There are some lofty footsteps in which to follow, with Charles Rennie Mackintosh among the former partners of the firm. "When I first became design director I was a bit uncertain how to consider that legacy," admits Ross. "There is always that feeling of wanting to be known for what you do now rather than what the practice has done 100 years ago. I think now, though, I understand the recognition we get for that legacy. I'm extremely proud to be a director of a practice which has that background."
Married with two children, Ross's other big passion is music, with his most prized possession a signed Joe Strummer LP. "If the house burned down and my wife, kids and the dog were OK, the next thing I would save is that album," he laughs. "I admire Strummer's whole attitude to life."
Ross has penned a novel, titled The Last Days of Disco, which he hopes to get published. "When I turned 40 I decided three things: I wanted to play football for Rangers – actually that is becoming more of a likelihood," he jokes, referring to the team's recent fortunes. "The other two goals were to run the New York Marathon – which may be beyond me, if I'm honest – and write a book."
That summer of 1982 has clearly had an impact on him, with the novel centring on two friends as they leave school and ponder a tumultuous future. "It's about friendship, music, small-time Ayrshire gangsters – and the fear of being sent to the Falklands by the biggest gangster of them all," he says.
He has plans to write a second book, but in the coming days Onthank will be his main focus.
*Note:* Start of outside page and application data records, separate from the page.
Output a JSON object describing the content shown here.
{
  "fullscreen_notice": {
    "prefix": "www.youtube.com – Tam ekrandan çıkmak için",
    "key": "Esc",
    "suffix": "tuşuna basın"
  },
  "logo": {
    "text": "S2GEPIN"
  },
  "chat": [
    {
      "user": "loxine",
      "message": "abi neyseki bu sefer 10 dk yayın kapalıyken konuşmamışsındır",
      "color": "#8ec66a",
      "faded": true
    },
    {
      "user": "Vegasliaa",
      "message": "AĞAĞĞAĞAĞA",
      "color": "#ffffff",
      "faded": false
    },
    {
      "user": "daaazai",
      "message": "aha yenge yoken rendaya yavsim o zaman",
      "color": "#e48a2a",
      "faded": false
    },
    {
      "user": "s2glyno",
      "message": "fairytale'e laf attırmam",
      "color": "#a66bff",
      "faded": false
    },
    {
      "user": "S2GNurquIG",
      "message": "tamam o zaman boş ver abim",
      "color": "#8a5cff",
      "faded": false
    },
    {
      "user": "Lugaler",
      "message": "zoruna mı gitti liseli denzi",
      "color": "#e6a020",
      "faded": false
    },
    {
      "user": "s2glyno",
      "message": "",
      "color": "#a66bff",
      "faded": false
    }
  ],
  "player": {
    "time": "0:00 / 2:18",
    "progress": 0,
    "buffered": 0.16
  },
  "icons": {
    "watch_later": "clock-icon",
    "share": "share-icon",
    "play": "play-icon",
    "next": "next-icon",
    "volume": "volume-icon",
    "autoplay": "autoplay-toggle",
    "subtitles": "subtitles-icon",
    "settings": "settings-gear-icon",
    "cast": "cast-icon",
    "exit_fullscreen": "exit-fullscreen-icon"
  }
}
I'm curious as to whether Ross believes that if The Scheme hadn't portrayed the area in the negative light it did, the community centre and garden would have galvanised the same support.
"It's difficult to say whether or not the programme acted as a catalyst and gave it more momentum," he says. "I'd like to think not, actually."
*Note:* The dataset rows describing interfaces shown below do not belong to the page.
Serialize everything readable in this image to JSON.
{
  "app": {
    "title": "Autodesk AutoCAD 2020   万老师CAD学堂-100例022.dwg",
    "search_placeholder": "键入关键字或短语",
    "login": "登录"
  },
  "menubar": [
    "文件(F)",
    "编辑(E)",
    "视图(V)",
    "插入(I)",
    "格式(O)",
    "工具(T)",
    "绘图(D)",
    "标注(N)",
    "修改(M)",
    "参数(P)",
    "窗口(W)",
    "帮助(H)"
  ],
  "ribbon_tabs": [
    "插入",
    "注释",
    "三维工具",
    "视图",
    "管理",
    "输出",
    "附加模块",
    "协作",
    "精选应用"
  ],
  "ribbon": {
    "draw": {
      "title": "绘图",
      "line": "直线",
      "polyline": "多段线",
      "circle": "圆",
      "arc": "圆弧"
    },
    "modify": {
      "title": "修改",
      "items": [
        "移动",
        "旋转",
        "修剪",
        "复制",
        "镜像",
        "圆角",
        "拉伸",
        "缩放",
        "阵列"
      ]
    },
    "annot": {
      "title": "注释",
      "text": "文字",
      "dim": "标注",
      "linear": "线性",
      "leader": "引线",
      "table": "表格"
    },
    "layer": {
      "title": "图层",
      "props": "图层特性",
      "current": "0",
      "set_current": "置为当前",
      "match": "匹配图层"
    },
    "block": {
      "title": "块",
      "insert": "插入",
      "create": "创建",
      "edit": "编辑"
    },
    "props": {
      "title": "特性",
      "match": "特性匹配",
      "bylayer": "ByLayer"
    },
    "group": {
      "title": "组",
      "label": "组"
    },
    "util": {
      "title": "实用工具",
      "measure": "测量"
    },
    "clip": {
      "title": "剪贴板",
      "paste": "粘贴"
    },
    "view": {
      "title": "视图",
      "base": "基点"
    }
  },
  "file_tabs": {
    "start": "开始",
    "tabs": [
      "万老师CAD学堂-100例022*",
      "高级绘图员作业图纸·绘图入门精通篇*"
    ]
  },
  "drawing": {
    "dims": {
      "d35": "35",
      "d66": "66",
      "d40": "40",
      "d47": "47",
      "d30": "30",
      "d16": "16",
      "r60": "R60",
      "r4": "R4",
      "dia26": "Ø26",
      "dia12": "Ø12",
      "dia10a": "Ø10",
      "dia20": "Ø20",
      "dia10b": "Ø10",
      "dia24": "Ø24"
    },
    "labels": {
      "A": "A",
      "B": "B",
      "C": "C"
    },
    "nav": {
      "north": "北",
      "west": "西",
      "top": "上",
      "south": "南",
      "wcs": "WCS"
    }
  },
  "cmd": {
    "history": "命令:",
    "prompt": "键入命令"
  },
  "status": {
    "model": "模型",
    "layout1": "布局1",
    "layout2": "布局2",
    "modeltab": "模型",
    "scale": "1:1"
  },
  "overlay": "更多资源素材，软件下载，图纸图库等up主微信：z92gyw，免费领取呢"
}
Career high: The opening ceremony of the Community Outreach Building in Belfast.
Career low: Not winning the Scottish Parliament building design contract.
Best personality trait: I'm approachable.
Worst personality trait: Impatience. If things don't happen quickly enough I run the risk of losing interest.
Favourite holiday location: San Francisco. It's my dream to live there for a year.
Favourite meal: Italian food. Do I cook? Er, I will try to assist ...
Favourite film: The Godfather: Part II.
Favourite music: Paul Weller, The Smiths, The Clash and Arctic Monkeys. In short, guitar music with intelligent lyrics.
Last book read: Pack Men by Alan Bissett.
Best advice received: Don't lose belief in yourself.
Biggest influence: Joe Strummer, pictured.
Perfect dinner guests: Muhammad Ali and JD Salinger. I'd serve them something Italian.